Noting that as enterprises discover that DevOps allows development teams and IT administrators to “work more closely together using common tooling, it is becoming a more mainstream way of doing things,” Schutz added. Featuring support for Windows Server Containers, the upcoming release of Windows Server 2016—due sometime in calendar year 2016—is expected to help popularize the agile application development and deployment model among Microsoft’s enterprise customer base.
Microsoft worked with Docker, lead commercial supporter of the open-source Docker application container virtualization platform, on its implementation of Windows Server Containers, Schutz said.
Containers help reduce “a lot of that friction that exists today, from dev to test to production,” noted Schutz. “They are quite popular with cloud developers, particularly those building cloud applications at scale. For the first time, IT pros and developers can test containers” using Windows Server, he added.
In terms of bringing developers onboard, the company announced new “Docker tooling for Visual Studio,” Schutz said.
“We are also introducing updates to Visual Studio and Visual Studio Online that make it possible for developers to use the tools they know and love to deploy the Windows Server Container experience,” the Microsoft Server and Cloud Platform Team wrote in an Aug. 19 blog post related to the announcement. “Available today, from Visual Studio, you can create a Windows Server Container host within Azure, publish your ASP.NET Web or console app to the newly built container, and then deploy it to a container host.”
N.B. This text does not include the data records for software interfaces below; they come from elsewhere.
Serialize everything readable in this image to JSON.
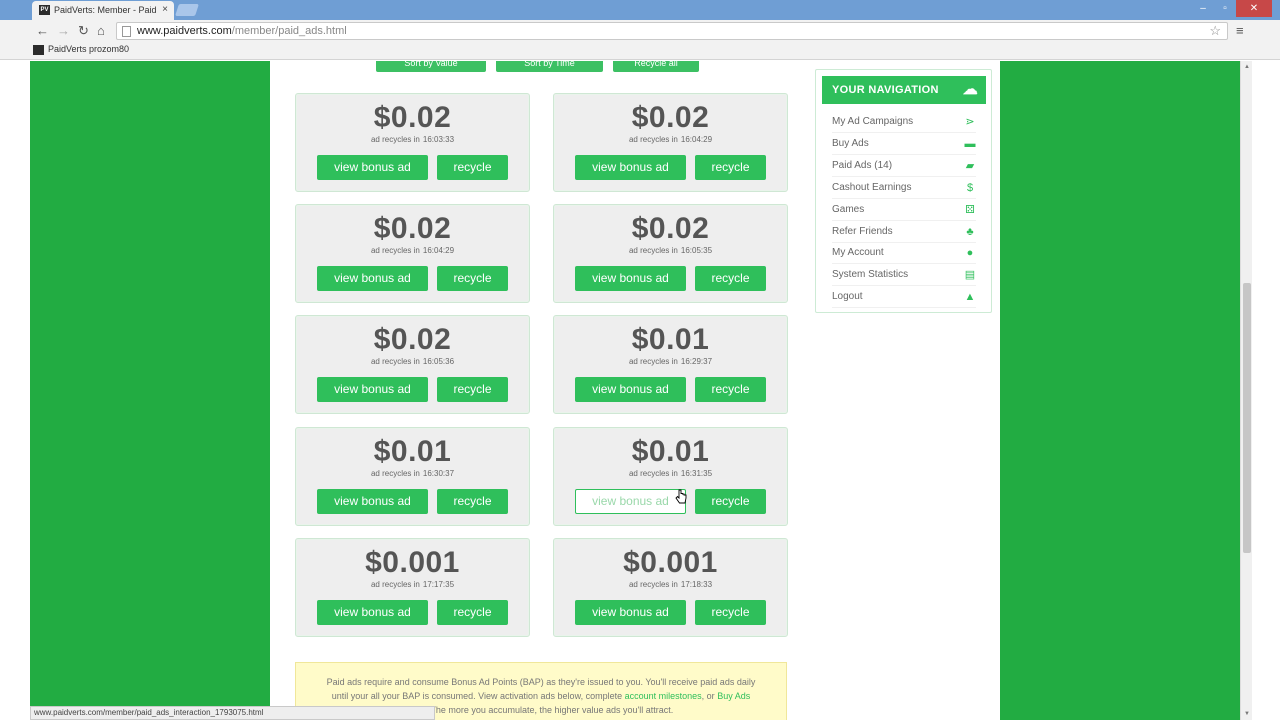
{
  "browser": {
    "tab_title": "PaidVerts: Member - Paid",
    "favicon_text": "PV",
    "tab_close": "×",
    "window_controls": [
      "‒",
      "▫",
      "✕"
    ],
    "url_host": "www.paidverts.com",
    "url_path": "/member/paid_ads.html",
    "bookmark_label": "PaidVerts prozom80",
    "back": "←",
    "forward": "→",
    "reload": "↻",
    "home": "⌂",
    "star": "☆",
    "menu": "≡",
    "status_url": "www.paidverts.com/member/paid_ads_interaction_1793075.html"
  },
  "top_buttons": [
    "Sort by Value",
    "Sort by Time",
    "Recycle all"
  ],
  "ads": [
    {
      "amount": "$0.02",
      "note": "ad recycles in",
      "time": "16:03:33",
      "view_label": "view bonus ad",
      "recycle_label": "recycle"
    },
    {
      "amount": "$0.02",
      "note": "ad recycles in",
      "time": "16:04:29",
      "view_label": "view bonus ad",
      "recycle_label": "recycle"
    },
    {
      "amount": "$0.02",
      "note": "ad recycles in",
      "time": "16:04:29",
      "view_label": "view bonus ad",
      "recycle_label": "recycle"
    },
    {
      "amount": "$0.02",
      "note": "ad recycles in",
      "time": "16:05:35",
      "view_label": "view bonus ad",
      "recycle_label": "recycle"
    },
    {
      "amount": "$0.02",
      "note": "ad recycles in",
      "time": "16:05:36",
      "view_label": "view bonus ad",
      "recycle_label": "recycle"
    },
    {
      "amount": "$0.01",
      "note": "ad recycles in",
      "time": "16:29:37",
      "view_label": "view bonus ad",
      "recycle_label": "recycle"
    },
    {
      "amount": "$0.01",
      "note": "ad recycles in",
      "time": "16:30:37",
      "view_label": "view bonus ad",
      "recycle_label": "recycle"
    },
    {
      "amount": "$0.01",
      "note": "ad recycles in",
      "time": "16:31:35",
      "view_label": "view bonus ad",
      "recycle_label": "recycle"
    },
    {
      "amount": "$0.001",
      "note": "ad recycles in",
      "time": "17:17:35",
      "view_label": "view bonus ad",
      "recycle_label": "recycle"
    },
    {
      "amount": "$0.001",
      "note": "ad recycles in",
      "time": "17:18:33",
      "view_label": "view bonus ad",
      "recycle_label": "recycle"
    }
  ],
  "info": {
    "line1": "Paid ads require and consume Bonus Ad Points (BAP) as they're issued to you. You'll receive paid ads daily",
    "line2_pre": "until your all your BAP is consumed. View activation ads below, complete",
    "link1": "account milestones",
    "line2_mid": ", or",
    "link2": "Buy Ads",
    "line3": "BAP. The more you accumulate, the higher value ads you'll attract."
  },
  "navigation": {
    "header": "YOUR NAVIGATION",
    "items": [
      {
        "label": "My Ad Campaigns",
        "icon": "share-icon",
        "glyph": "⋗"
      },
      {
        "label": "Buy Ads",
        "icon": "card-icon",
        "glyph": "▬"
      },
      {
        "label": "Paid Ads (14)",
        "icon": "truck-icon",
        "glyph": "▰"
      },
      {
        "label": "Cashout Earnings",
        "icon": "dollar-icon",
        "glyph": "$"
      },
      {
        "label": "Games",
        "icon": "dice-icon",
        "glyph": "⚄"
      },
      {
        "label": "Refer Friends",
        "icon": "network-icon",
        "glyph": "♣"
      },
      {
        "label": "My Account",
        "icon": "user-icon",
        "glyph": "●"
      },
      {
        "label": "System Statistics",
        "icon": "chart-icon",
        "glyph": "▤"
      },
      {
        "label": "Logout",
        "icon": "logout-icon",
        "glyph": "▲"
      }
    ]
  },
  "colors": {
    "page_green": "#22ac42",
    "button_green": "#2fbf5b",
    "card_gray": "#eeeeee",
    "info_yellow": "#fffbc9"
  }
}
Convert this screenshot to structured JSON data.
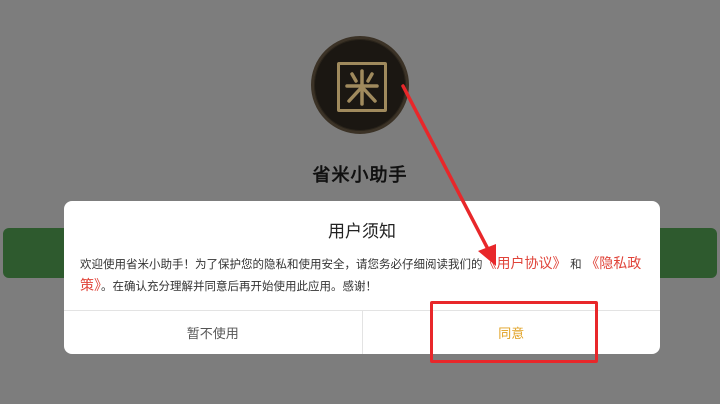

The latest build of Windows Server 2016 also includes new software-defined networking (SDN) capabilities. A core component of the so-called software-defined data center, SDN virtualizes IT networking capabilities, allowing data center operators, and cloud providers in particular, to more flexibly manage their infrastructures compared to purely hardware-based implementations.
“Software-defined networking is a hot space right now,” Schutz said. “We’ve built a scalable network controller into Windows Server 2016.” A new software load balancer provides higher performance and high availability, he added.
Windows Server 2016 newfound SDN capabilities were inspired by the tech giant’s own experiences in operating a massive cloud infrastructure. “It’s cut from the same cloth that we deployed in Microsoft Azure. It’s battle-tested technology,” said Schutz.
Also available today is a major update to Nano Server, the “ultra-lightweight deployment option for Windows Server,” said Schutz. Previously deployable only on a virtual machine, today’s update adds the option to install the stripped-down OS on physical servers.